1 Dec 2005

A slight chink Singapore's armour

By Connie Levett, Singapore
December 2, 2005

Today's execution of Nguyen Tuong Van has forced the mandatory death penalty onto the agenda in Singapore, with the local media unable to ignore the political lobbying, threatened trade boycotts and heated public debate in Australia.

In a rare break with the government line, the broadsheet Straits Times newspaper ran an article reassessing the mandatory death penalty, despite continuing government statements that it is essential to protect citizens from the scourge of drugs and deter drug syndicates basing themselves in Singapore.

"Perhaps in the months ahead, when emotions have died down, the mandatory death penalty - meaning its case-by-case, crime-by-crime application - should be reassessed by lawyers, officials and citizens alike," political reporter Ken Kwek wrote in an analysis piece. "If that happens, we should all focus on the specific - how the mandatory death penalty might be removed for certain crimes - rather than fall for the broadbrush rhetoric calling for its complete and unconditional abolition," the article said.

A long-time resident of Singapore, who asked not to be named, said "it shows in Singapore, within the established media, there are some misgivings about this medieval form of punishment. I wouldn't see it as a signal from the government, more a signal from the intelligentsia."

Yesterday's Straits Times devoted two pages to the story, picking up the letter by Singapore's High Commissioner to Australia, Joseph Koh, justifying the rejection of clemency.

The increased coverage reflects Singapore's awareness that the region is closely watching its actions.

- with STEVE BUTCHER

2 comments:

Hemant said...

Good to see voice coming outof the country!

Think Singaporean said...

"It's a law which is approved of by Singapore's inhabitants and which allows us to reduce the drug problem" PM LSL said.

No, this law has been imposed by the sg govt itself without the consensus from its citizens.

"it shows in Singapore, within the established media, there are some misgivings about this medieval form of punishment. I wouldn't see it as a signal from the government, more a signal from the intelligentsia"

Yes, I strongly believe alot of the Singaporeans are not that "heartless" people.
It's time that sg govt should address this issue with URGENCY in order to avoid more "killings".

Suggest that a proper survey (not a poll) be carried out to know exactly what are the views from the sg inhibitants themselves.

As for those who are in favour of such law, please be reminded that one day you may be a victim yourself - for eg, someone could plant some drugs in your bag. Till then, you'll become an object of compassion. And in such time, would you truly wish that there is no such law at all?

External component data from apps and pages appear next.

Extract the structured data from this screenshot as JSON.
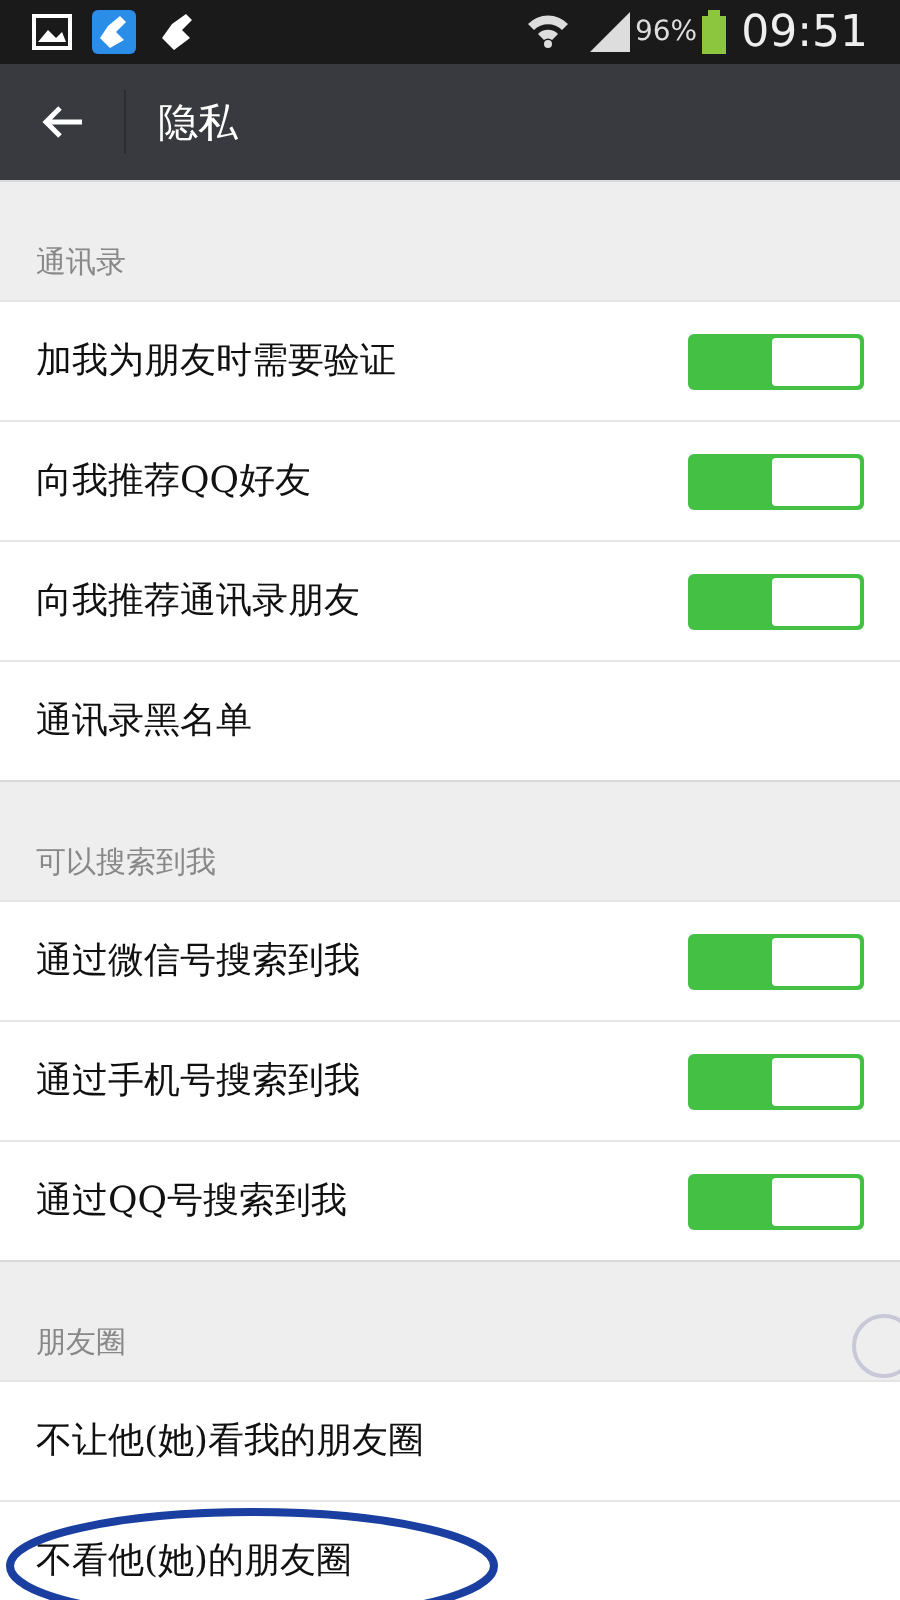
{
  "status_bar": {
    "battery": "96%",
    "time": "09:51"
  },
  "title": "隐私",
  "sections": [
    {
      "title": "通讯录",
      "items": [
        {
          "label": "加我为朋友时需要验证",
          "kind": "toggle",
          "on": true,
          "highlighted": false
        },
        {
          "label": "向我推荐QQ好友",
          "kind": "toggle",
          "on": true,
          "highlighted": false
        },
        {
          "label": "向我推荐通讯录朋友",
          "kind": "toggle",
          "on": true,
          "highlighted": false
        },
        {
          "label": "通讯录黑名单",
          "kind": "link",
          "highlighted": false
        }
      ]
    },
    {
      "title": "可以搜索到我",
      "items": [
        {
          "label": "通过微信号搜索到我",
          "kind": "toggle",
          "on": true,
          "highlighted": false
        },
        {
          "label": "通过手机号搜索到我",
          "kind": "toggle",
          "on": true,
          "highlighted": false
        },
        {
          "label": "通过QQ号搜索到我",
          "kind": "toggle",
          "on": true,
          "highlighted": false
        }
      ]
    },
    {
      "title": "朋友圈",
      "items": [
        {
          "label": "不让他(她)看我的朋友圈",
          "kind": "link",
          "highlighted": false
        },
        {
          "label": "不看他(她)的朋友圈",
          "kind": "link",
          "highlighted": true
        }
      ]
    }
  ]
}
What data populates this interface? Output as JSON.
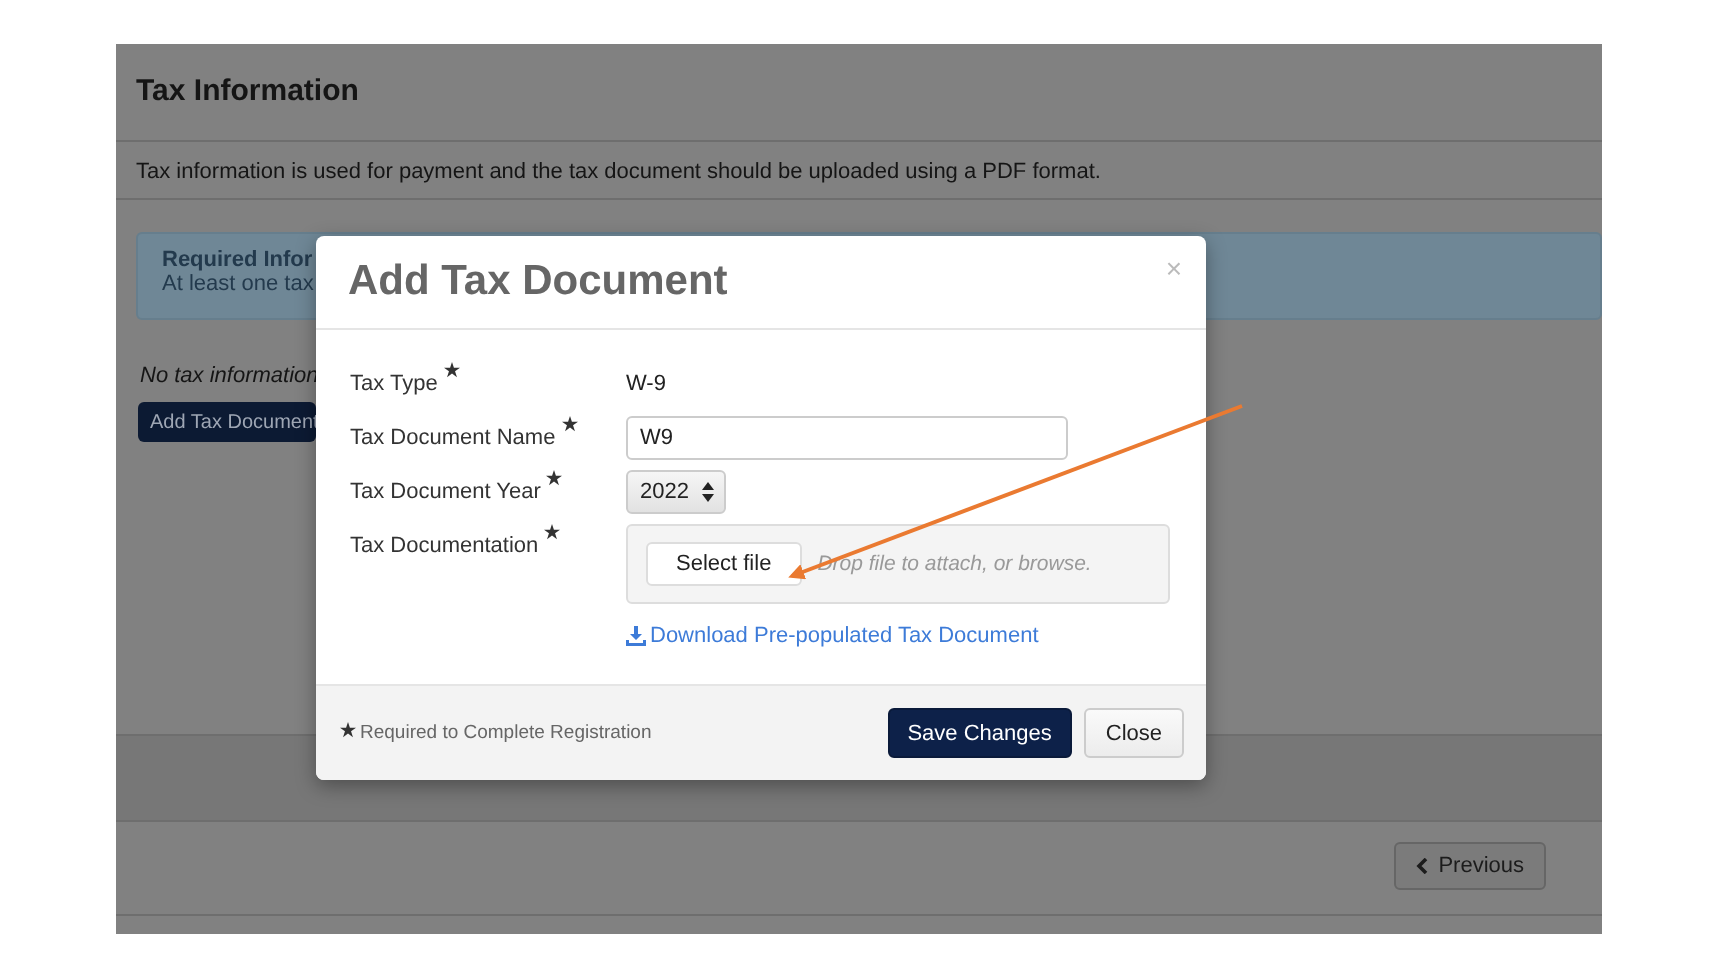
{
  "page": {
    "title": "Tax Information",
    "description": "Tax information is used for payment and the tax document should be uploaded using a PDF format.",
    "alert": {
      "title": "Required Infor",
      "text": "At least one tax"
    },
    "empty_note": "No tax information",
    "add_button": "Add Tax Document",
    "previous_button": "Previous"
  },
  "modal": {
    "title": "Add Tax Document",
    "close": "×",
    "fields": [
      {
        "kind": "text",
        "label": "Tax Type",
        "required": true,
        "value": "W-9"
      },
      {
        "kind": "input",
        "label": "Tax Document Name",
        "required": true,
        "value": "W9"
      },
      {
        "kind": "select",
        "label": "Tax Document Year",
        "required": true,
        "value": "2022"
      },
      {
        "kind": "file",
        "label": "Tax Documentation",
        "required": true,
        "button": "Select file",
        "placeholder": "Drop file to attach, or browse."
      }
    ],
    "download_link": "Download Pre-populated Tax Document",
    "footnote": "Required to Complete Registration",
    "buttons": [
      {
        "label": "Save Changes",
        "primary": true
      },
      {
        "label": "Close",
        "primary": false
      }
    ]
  }
}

In addition, you can also imagine that one day you may be the "lucky one" to be reprimanded by the sg govt to go to fight in a war and you never know whether once you go, would you ever come back again to meet your loved ones. In such circumstance, similarly, would you then ever think how precious your life is - not only to you but also to your family members?

If the aforesaid analyses still couldn't shake you up, then you shall not blame others but only yourself because you have chosen to leave your fate in the hands of the mandatory law.